Way back when I started this blog, almost two years ago, I wrote this post which discussed my parenting style, or lack of it. I didn't and don't feel comfortable labelling my approach to this crazy job in which the rules change constantly, the boss is an adorable tyrant and the wages swell no coffers but threaten to burst my heart every day. It's too unpredictable when you're dealing with human beings to say exactly how you're going to approach every situation that could arise, to say nothing of the fact that toddlers will throw situations at you that you never imagined possible. Once you've told someone not to rub his apple on his willy like it's a perfectly normal thing to say on a Tuesday morning, you begin to realise that in the game of parenthood, every ball is a curve ball. Add to this the fact that the little person you're dealing with hasn't even finished developing the neural pathways in their brain and is effectively still a work in progress (aren't we all?), and how can it be possible to insist that you'll only ever do X or Y, and NEVER Z?
However, there is one exception to this self-imposed rule, and it's one I feel quite strongly about. I don't want to enforce harsh discipline on my baby. I don't want to smack him and I want to avoid shouting at him. I've been the child cringing in fear at a raised voice or a raised hand, and I never want Dom to be afraid of me like that. Apparently, this is called "Peaceful Parenting", and it's actually A THING. If it sounds like it could be your thing, there's more info about it here.

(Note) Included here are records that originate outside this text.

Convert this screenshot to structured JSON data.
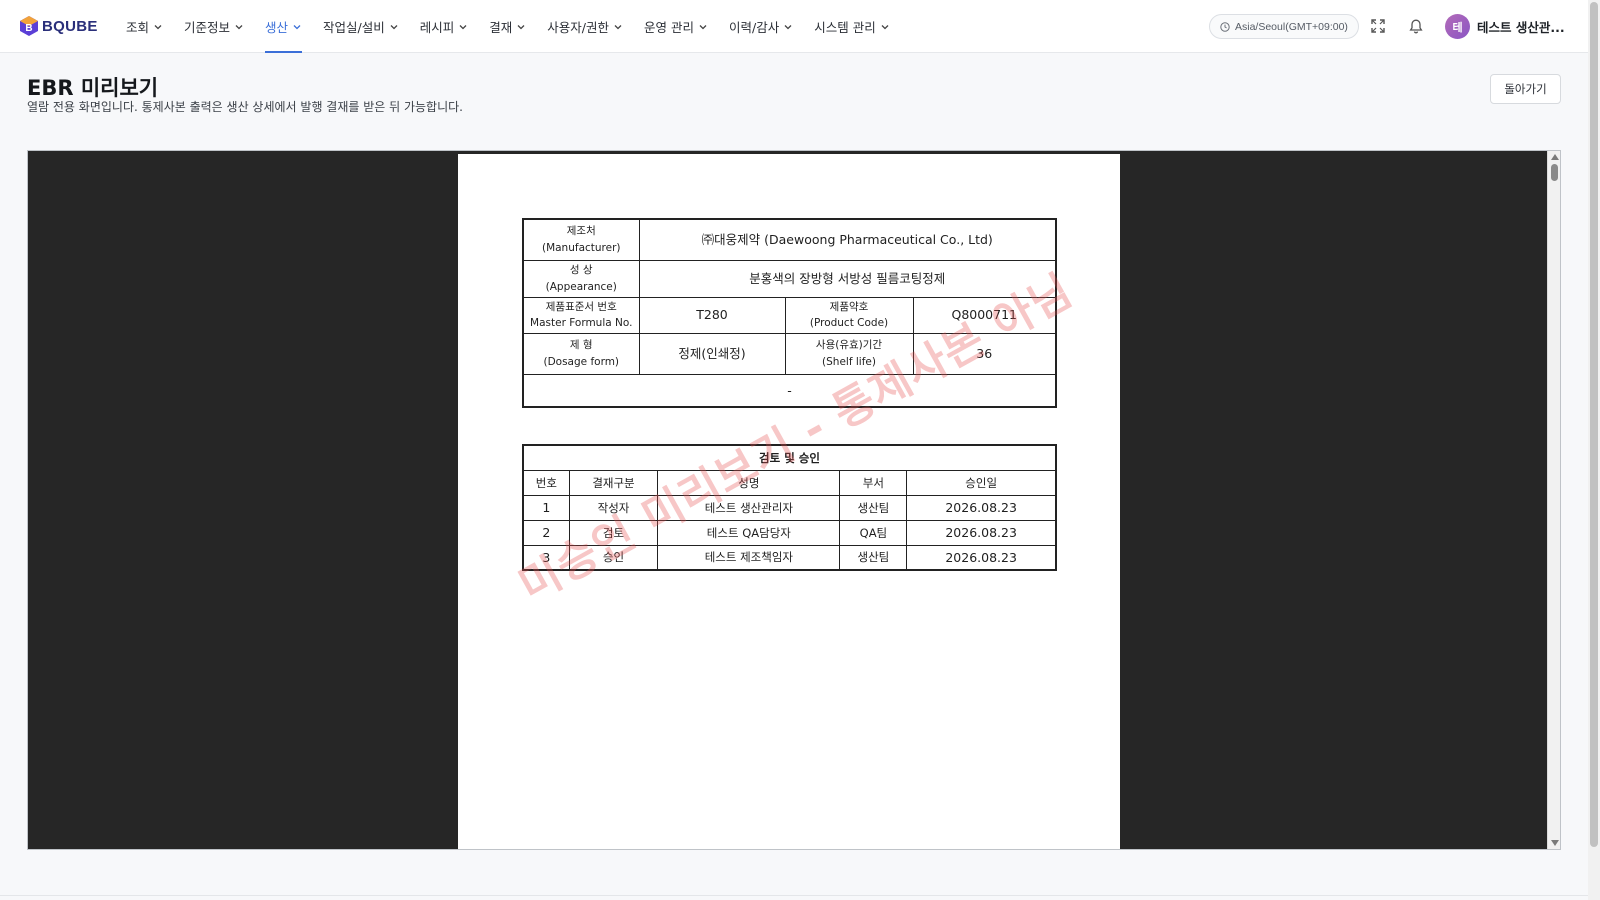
{
  "header": {
    "brand": "BQUBE",
    "nav": [
      {
        "label": "조회",
        "active": false
      },
      {
        "label": "기준정보",
        "active": false
      },
      {
        "label": "생산",
        "active": true
      },
      {
        "label": "작업실/설비",
        "active": false
      },
      {
        "label": "레시피",
        "active": false
      },
      {
        "label": "결재",
        "active": false
      },
      {
        "label": "사용자/권한",
        "active": false
      },
      {
        "label": "운영 관리",
        "active": false
      },
      {
        "label": "이력/감사",
        "active": false
      },
      {
        "label": "시스템 관리",
        "active": false
      }
    ],
    "timezone": "Asia/Seoul(GMT+09:00)",
    "user_initial": "테",
    "user_name": "테스트 생산관...",
    "icons": {
      "timezone": "clock-icon",
      "fullscreen": "fullscreen-icon",
      "notifications": "bell-icon",
      "dropdown": "chevron-down-icon"
    },
    "accent_color": "#3b6fd8"
  },
  "page": {
    "title": "EBR 미리보기",
    "subtitle": "열람 전용 화면입니다. 통제사본 출력은 생산 상세에서 발행 결재를 받은 뒤 가능합니다.",
    "back_label": "돌아가기"
  },
  "document": {
    "manufacturer_label_ko": "제조처",
    "manufacturer_label_en": "(Manufacturer)",
    "manufacturer_value": "㈜대웅제약 (Daewoong Pharmaceutical Co., Ltd)",
    "appearance_label_ko": "성 상",
    "appearance_label_en": "(Appearance)",
    "appearance_value": "분홍색의 장방형 서방성 필름코팅정제",
    "master_formula_label_ko": "제품표준서 번호",
    "master_formula_label_en": "Master Formula No.",
    "master_formula_value": "T280",
    "product_code_label_ko": "제품약호",
    "product_code_label_en": "(Product Code)",
    "product_code_value": "Q8000711",
    "dosage_label_ko": "제 형",
    "dosage_label_en": "(Dosage form)",
    "dosage_value": "정제(인쇄정)",
    "shelf_label_ko": "사용(유효)기간",
    "shelf_label_en": "(Shelf life)",
    "shelf_value": "36",
    "note_value": "-",
    "approval_title": "검토 및 승인",
    "approval_headers": [
      "번호",
      "결재구분",
      "성명",
      "부서",
      "승인일"
    ],
    "approval_rows": [
      [
        "1",
        "작성자",
        "테스트 생산관리자",
        "생산팀",
        "2026.08.23"
      ],
      [
        "2",
        "검토",
        "테스트 QA담당자",
        "QA팀",
        "2026.08.23"
      ],
      [
        "3",
        "승인",
        "테스트 제조책임자",
        "생산팀",
        "2026.08.23"
      ]
    ],
    "watermark": "미승인 미리보기 - 통제사본 아님",
    "watermark_color": "#e65050"
  }
}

Anyway. I don't want to get too into the nitty gritty of it, because I'm not interested in or here to preach at people to do things a certain way. If your kid is loved, fed, clean, warm and cared for, that works for me. Also, I'm not exactly the best example of peaceful parenting right now, as I'm in the middle of writing a blog post about how I failed miserably at it earlier.
I come from a large, loud family. Our time together is interspersed with arguments and laughter at full volume, and I love the chaos of that kind of family dynamic. Now that I don't live in it any more, I can see how it could be overwhelming to some, but it's a lot of fun to be around. The only problem is, growing up in a loud family means that if you want to be heard, you have to be louder than every one else. And my word, did I rise to that challenge.
I've been told various things about my voice - that I am unable to modulate it; that it's not so much the volume as the pitch that causes it to carry across rooms, offices, parks and beaches like I have a megaphone in my throat; that when I think I'm whispering, the family three blocks down would beg to differ. When I was a kid, my best friend's mum called me Foghorn Leghorn. I genuinely can't help it - I'm just loud. What I lack in altitude, I make up for in amplification.
Anyway, lately I've been feeling pretty good about myself as a mother. Of course, it's a constant guilt-fest about every thought that ever crosses my mind, but I can live with that. I've been feeling like I'm dealing well with Dom's challenges, or maybe there have just been less of them, but either way I've felt pretty proud.
Until today, when I gently but firmly told him to stop using his spoon as a catapult to ping rice and stir-fry all over the floor (where do they get these ideas from?). Afterwards, I thought I might have sounded a bit more grumpy than I intended, so I ran it by Mat. He answered that I hadn't sounded narky, but that we'd agreed not to shout at Dom.
I was taken aback. I hadn't shouted, had I? I certainly hadn't meant to shout. Mat, with fear in his eyes (yeah, I'm great at this peaceful lark, obviously), hesitantly mentioned that it wasn't the first time he'd heard me raise my voice to Dom. I didn't even know and am pretty crushed - I don't want to shout at him even when I'm angry, but it looks like I've been going around bellowing at him like an injured buffalo at the slightest provocation. Apparently, when I think I'm putting on a firm but kind tone, I'm just getting louder.
OK, it's not the end of the world. He's not being abused and it doesn't seem to have affected him. It certainly hasn't stopped him doing any of the things I was trying to stop him doing. But it's a wake-up call for me to pay more attention to how I speak and how I'm perceived. I'm 31, for the love of God - you'd think I'd have learnt to control my own voice by now!
|Traumatised, as you can see.|